The re-evolution started in 2020 by adding filtering capacity at the pond shoreline to capture the runoff pollutants before they get into the pond. The filter? Plants. Specifically, plants with long roots creating multiple tiny channels for runoff to soak into the soil. The pollutants then bind onto the roots and soil particles. Less pollutants in the pond reduces the level of algal blooms and extends the useful life of the pond and reduces maintenance costs.
The other part of the re-evolution is who is doing it: a partnership of Westwood Middle School students, teachers, and community volunteers assisted by library staff and city staff, coordinated by a consultant, and partially funded by the Coon Creek Watershed District. The students use the hands-on experience to enhance their math skills by counting and growing seeds for the best diversity and creating planting plans. Then, they apply their math in a real-world project, digging and planting the shoreline buffer gardens along the Northtown Library pond.

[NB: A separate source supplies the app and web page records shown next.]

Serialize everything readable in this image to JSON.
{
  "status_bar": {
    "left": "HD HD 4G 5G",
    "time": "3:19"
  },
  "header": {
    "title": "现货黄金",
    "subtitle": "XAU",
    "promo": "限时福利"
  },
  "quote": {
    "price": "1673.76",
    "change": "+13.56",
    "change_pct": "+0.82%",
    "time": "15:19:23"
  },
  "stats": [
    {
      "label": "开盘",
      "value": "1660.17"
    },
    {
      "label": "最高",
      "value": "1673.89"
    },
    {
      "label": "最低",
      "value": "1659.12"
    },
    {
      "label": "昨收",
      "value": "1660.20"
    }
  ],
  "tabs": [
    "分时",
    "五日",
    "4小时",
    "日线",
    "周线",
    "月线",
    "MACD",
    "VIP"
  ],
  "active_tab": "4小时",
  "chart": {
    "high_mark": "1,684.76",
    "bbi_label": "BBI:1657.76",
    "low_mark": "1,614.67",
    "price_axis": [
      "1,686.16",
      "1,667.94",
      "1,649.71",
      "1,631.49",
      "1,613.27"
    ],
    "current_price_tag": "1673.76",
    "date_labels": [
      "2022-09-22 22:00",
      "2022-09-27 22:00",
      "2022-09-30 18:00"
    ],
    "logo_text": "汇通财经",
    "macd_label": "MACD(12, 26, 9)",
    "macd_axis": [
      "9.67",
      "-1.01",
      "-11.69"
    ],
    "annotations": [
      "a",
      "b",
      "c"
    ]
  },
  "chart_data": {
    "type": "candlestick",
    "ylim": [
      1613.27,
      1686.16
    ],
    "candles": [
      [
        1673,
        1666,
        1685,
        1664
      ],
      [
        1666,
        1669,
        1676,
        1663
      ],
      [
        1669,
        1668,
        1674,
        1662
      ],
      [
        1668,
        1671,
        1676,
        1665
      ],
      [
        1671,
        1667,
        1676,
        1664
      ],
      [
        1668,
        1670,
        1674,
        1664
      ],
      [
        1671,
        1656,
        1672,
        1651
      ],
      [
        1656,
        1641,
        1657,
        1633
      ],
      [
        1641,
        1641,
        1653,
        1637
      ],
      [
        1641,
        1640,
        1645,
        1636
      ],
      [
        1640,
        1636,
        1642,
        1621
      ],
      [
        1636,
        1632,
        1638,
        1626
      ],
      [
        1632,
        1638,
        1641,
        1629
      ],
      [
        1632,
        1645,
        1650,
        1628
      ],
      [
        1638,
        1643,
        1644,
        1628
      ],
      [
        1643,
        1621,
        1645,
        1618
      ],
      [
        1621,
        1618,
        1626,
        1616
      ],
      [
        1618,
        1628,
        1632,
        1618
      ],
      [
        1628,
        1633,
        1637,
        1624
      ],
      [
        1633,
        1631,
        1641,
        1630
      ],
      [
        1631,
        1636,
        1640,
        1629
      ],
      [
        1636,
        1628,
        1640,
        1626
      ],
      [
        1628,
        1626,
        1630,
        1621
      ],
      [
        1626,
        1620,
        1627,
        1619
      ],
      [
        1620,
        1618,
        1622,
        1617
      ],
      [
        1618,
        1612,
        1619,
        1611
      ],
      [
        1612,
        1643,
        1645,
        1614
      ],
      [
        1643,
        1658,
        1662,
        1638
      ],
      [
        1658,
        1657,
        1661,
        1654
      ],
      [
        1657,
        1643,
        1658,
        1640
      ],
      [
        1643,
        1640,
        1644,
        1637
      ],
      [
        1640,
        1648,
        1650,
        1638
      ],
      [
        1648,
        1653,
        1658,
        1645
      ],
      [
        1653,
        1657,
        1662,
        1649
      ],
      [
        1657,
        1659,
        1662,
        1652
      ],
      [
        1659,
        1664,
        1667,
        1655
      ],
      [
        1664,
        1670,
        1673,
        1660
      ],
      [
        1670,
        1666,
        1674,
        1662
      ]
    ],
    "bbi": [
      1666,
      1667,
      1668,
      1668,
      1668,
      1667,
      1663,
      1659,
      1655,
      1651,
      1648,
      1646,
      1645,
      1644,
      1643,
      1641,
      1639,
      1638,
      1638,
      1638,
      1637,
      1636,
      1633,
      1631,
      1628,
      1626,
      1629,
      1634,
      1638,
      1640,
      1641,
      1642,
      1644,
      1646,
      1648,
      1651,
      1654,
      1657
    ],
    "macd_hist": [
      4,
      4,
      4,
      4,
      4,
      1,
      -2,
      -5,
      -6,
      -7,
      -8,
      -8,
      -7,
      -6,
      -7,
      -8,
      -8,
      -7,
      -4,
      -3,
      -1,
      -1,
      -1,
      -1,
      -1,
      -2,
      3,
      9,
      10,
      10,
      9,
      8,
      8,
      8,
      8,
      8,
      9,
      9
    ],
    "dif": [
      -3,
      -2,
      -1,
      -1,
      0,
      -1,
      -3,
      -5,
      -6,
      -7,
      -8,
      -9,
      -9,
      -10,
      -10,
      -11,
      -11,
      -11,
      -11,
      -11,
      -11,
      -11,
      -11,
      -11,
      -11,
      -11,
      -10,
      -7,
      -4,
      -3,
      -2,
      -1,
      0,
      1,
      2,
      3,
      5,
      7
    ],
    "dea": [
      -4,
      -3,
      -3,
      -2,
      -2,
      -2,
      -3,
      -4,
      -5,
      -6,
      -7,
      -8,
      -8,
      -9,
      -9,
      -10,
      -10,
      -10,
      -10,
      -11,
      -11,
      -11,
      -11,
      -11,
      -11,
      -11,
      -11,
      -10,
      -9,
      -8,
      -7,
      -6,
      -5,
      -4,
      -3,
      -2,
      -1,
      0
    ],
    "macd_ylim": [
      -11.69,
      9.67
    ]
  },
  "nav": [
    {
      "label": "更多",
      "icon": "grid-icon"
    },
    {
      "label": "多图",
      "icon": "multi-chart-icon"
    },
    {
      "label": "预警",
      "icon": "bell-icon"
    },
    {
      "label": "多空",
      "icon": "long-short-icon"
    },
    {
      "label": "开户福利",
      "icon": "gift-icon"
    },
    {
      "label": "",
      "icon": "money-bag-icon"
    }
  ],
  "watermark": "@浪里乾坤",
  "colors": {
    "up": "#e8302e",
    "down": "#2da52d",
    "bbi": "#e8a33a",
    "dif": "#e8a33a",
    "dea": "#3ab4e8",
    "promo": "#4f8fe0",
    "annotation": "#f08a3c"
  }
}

The goals for the project include being a demonstration site for people to see up close how shorelines can be functional and beautiful at the same time. Functional as filters and as a habitat for butterflies, bees, birds, and other pollinators; beautiful with flowers that bloom and have diverse plant structure throughout the growing season. There’s informational signage on site for visitors to learn more about the project.
Check out the Northtown Library pond for the best flower options, whether for a shoreline planting or even a small pollinator patch for your yard. The plants can be organized to look more like a formal garden if you are uncomfortable with a natural look. A bonus for shorelines is that having plants like these can also help protect the shoreline from erosion. Long roots hold the soil much better than short turf grass roots. Stop by the Northtown Library today to see the pond!